### Exercise material
⁂
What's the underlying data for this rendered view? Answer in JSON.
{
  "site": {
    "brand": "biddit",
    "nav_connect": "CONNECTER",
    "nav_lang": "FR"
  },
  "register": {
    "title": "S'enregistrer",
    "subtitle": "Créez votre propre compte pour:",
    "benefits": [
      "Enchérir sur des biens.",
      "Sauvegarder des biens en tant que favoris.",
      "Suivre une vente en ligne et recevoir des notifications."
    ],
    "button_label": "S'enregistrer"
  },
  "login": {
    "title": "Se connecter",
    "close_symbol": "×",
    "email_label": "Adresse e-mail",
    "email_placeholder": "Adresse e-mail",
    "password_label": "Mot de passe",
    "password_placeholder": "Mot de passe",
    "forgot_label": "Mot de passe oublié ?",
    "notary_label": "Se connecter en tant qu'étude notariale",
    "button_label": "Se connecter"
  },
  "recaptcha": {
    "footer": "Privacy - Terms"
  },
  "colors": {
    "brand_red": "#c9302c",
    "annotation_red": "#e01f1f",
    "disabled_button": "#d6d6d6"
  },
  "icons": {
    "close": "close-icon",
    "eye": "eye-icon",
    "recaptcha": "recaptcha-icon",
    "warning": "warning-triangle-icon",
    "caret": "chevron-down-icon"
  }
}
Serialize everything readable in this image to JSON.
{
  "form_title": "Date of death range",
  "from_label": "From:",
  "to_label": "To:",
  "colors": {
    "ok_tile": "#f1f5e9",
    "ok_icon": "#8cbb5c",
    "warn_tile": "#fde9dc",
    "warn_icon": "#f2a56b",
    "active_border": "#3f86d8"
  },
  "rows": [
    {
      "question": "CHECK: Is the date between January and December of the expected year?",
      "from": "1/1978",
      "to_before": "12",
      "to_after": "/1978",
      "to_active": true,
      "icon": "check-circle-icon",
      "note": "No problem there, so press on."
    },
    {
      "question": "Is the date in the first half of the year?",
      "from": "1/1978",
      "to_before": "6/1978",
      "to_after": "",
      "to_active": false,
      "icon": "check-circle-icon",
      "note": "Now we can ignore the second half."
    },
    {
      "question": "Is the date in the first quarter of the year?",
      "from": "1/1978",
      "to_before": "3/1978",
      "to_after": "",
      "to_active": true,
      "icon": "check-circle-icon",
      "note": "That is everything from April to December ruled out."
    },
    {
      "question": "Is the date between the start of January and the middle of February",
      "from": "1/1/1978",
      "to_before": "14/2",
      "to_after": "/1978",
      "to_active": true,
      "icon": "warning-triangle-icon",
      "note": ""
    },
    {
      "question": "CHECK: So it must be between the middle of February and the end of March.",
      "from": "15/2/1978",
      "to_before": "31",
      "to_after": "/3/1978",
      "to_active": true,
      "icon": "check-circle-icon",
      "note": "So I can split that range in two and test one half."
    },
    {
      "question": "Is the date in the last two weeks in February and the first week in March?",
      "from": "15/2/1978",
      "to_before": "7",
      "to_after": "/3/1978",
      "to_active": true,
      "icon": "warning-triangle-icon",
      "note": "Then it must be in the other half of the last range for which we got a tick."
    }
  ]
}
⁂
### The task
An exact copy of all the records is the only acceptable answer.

### Answer section
What's the underlying data for this rendered view? Answer in JSON.
{
  "site": {
    "brand": "biddit",
    "nav_connect": "CONNECTER",
    "nav_lang": "FR"
  },
  "register": {
    "title": "S'enregistrer",
    "subtitle": "Créez votre propre compte pour:",
    "benefits": [
      "Enchérir sur des biens.",
      "Sauvegarder des biens en tant que favoris.",
      "Suivre une vente en ligne et recevoir des notifications."
    ],
    "button_label": "S'enregistrer"
  },
  "login": {
    "title": "Se connecter",
    "close_symbol": "×",
    "email_label": "Adresse e-mail",
    "email_placeholder": "Adresse e-mail",
    "password_label": "Mot de passe",
    "password_placeholder": "Mot de passe",
    "forgot_label": "Mot de passe oublié ?",
    "notary_label": "Se connecter en tant qu'étude notariale",
    "button_label": "Se connecter"
  },
  "recaptcha": {
    "footer": "Privacy - Terms"
  },
  "colors": {
    "brand_red": "#c9302c",
    "annotation_red": "#e01f1f",
    "disabled_button": "#d6d6d6"
  },
  "icons": {
    "close": "close-icon",
    "eye": "eye-icon",
    "recaptcha": "recaptcha-icon",
    "warning": "warning-triangle-icon",
    "caret": "chevron-down-icon"
  }
}
Serialize everything readable in this image to JSON.
{
  "form_title": "Date of death range",
  "from_label": "From:",
  "to_label": "To:",
  "colors": {
    "ok_tile": "#f1f5e9",
    "ok_icon": "#8cbb5c",
    "warn_tile": "#fde9dc",
    "warn_icon": "#f2a56b",
    "active_border": "#3f86d8"
  },
  "rows": [
    {
      "question": "CHECK: Is the date between January and December of the expected year?",
      "from": "1/1978",
      "to_before": "12",
      "to_after": "/1978",
      "to_active": true,
      "icon": "check-circle-icon",
      "note": "No problem there, so press on."
    },
    {
      "question": "Is the date in the first half of the year?",
      "from": "1/1978",
      "to_before": "6/1978",
      "to_after": "",
      "to_active": false,
      "icon": "check-circle-icon",
      "note": "Now we can ignore the second half."
    },
    {
      "question": "Is the date in the first quarter of the year?",
      "from": "1/1978",
      "to_before": "3/1978",
      "to_after": "",
      "to_active": true,
      "icon": "check-circle-icon",
      "note": "That is everything from April to December ruled out."
    },
    {
      "question": "Is the date between the start of January and the middle of February",
      "from": "1/1/1978",
      "to_before": "14/2",
      "to_after": "/1978",
      "to_active": true,
      "icon": "warning-triangle-icon",
      "note": ""
    },
    {
      "question": "CHECK: So it must be between the middle of February and the end of March.",
      "from": "15/2/1978",
      "to_before": "31",
      "to_after": "/3/1978",
      "to_active": true,
      "icon": "check-circle-icon",
      "note": "So I can split that range in two and test one half."
    },
    {
      "question": "Is the date in the last two weeks in February and the first week in March?",
      "from": "15/2/1978",
      "to_before": "7",
      "to_after": "/3/1978",
      "to_active": true,
      "icon": "warning-triangle-icon",
      "note": "Then it must be in the other half of the last range for which we got a tick."
    }
  ]
}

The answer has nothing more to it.